Brexit is not just a British, Irish or European issues, but a global one. I spent last week in the New York at the United Nations General Assembly, where I had an opportunity to take the temperature of partner countries, and Irish-American business and community leaders. I also gave an address on the topic to an influential New York audience at Fordham University and engaged in a series of media interviews. There is huge interest in Brexit in the US, from both a political and business perspective and an impressive degree of understanding of Ireland’s particular concerns.
So the engagement at political level is extensive; it is thorough; it is sustained - and it will stay that way. The same applies to business community engagement and this morning’s event is further evidence of that.
From my own engagement with business - including through chairing the government’s Export Trade Council – I know there is strong support for the Government’s proactive approach in contingency planning, in managing the challenges and in chasing new opportunities for business.

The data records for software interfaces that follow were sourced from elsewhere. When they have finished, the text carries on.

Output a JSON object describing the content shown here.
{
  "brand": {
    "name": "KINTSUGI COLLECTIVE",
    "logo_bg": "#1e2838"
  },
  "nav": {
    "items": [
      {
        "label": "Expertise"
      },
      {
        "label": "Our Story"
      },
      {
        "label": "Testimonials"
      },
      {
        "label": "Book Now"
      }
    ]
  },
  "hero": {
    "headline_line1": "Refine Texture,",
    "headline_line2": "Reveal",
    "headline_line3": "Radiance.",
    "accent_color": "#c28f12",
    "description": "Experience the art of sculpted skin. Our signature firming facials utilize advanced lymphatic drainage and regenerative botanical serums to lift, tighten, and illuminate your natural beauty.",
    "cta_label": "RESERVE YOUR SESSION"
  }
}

Ireland’s priority areas of concern in the Brexit process are as follows: Northern Ireland; the Common Travel Area; the economy and trade; and ensuring a strong, outward-looking and results-driven EU with Ireland at the heart of it.
On the economy and trade, it’s about protecting and growing that dynamic €62 billion a year trading relationship with the UK, while at the same time helping Irish companies to break into new markets and we are busy advancing that agenda.
The Export Trade Council, which I chair, brings together all Government Ministers with an international dimension in their work, our State Agencies - Enterprise Ireland, Bord Bia, Science Foundation Ireland, Tourism Ireland and the IDA – and the private sector. The ETC proved a valuable forum for discussion and idea sharing in the lead up to the Referendum and I know it has an important role to play in the time ahead. For example, its next meeting in October will focus on markets in Asia-Pacific and how best Ireland strengthen its market presence in that region.
You will hear more from Julie shortly about the work EI is doing to ensure that Irish businesses are best positioned to manage this period of uncertainty.
I am conscious that you are all busy people and that this is only the beginning of a new day and I want to ensure that we have time to hear from all of our speakers and indeed that you also have an opportunity to engage with them. For this reason I have kept my remarks brief.
We are committed to working within the European Union and the Eurozone for a prosperous, safer, better future for all of its citizens. In tandem with this, we will work tirelessly to ensure that the trade links, North - South, and East - West, are maintained and indeed grown, to the greatest extent possible.
Our work with the Chamber has never been more important that it is right now. Our shared goal of protecting and developing trade with the UK presents us with a challenge - to think creatively and work in new ways to ensure that the future for Irish businesses remains bright and full of opportunity.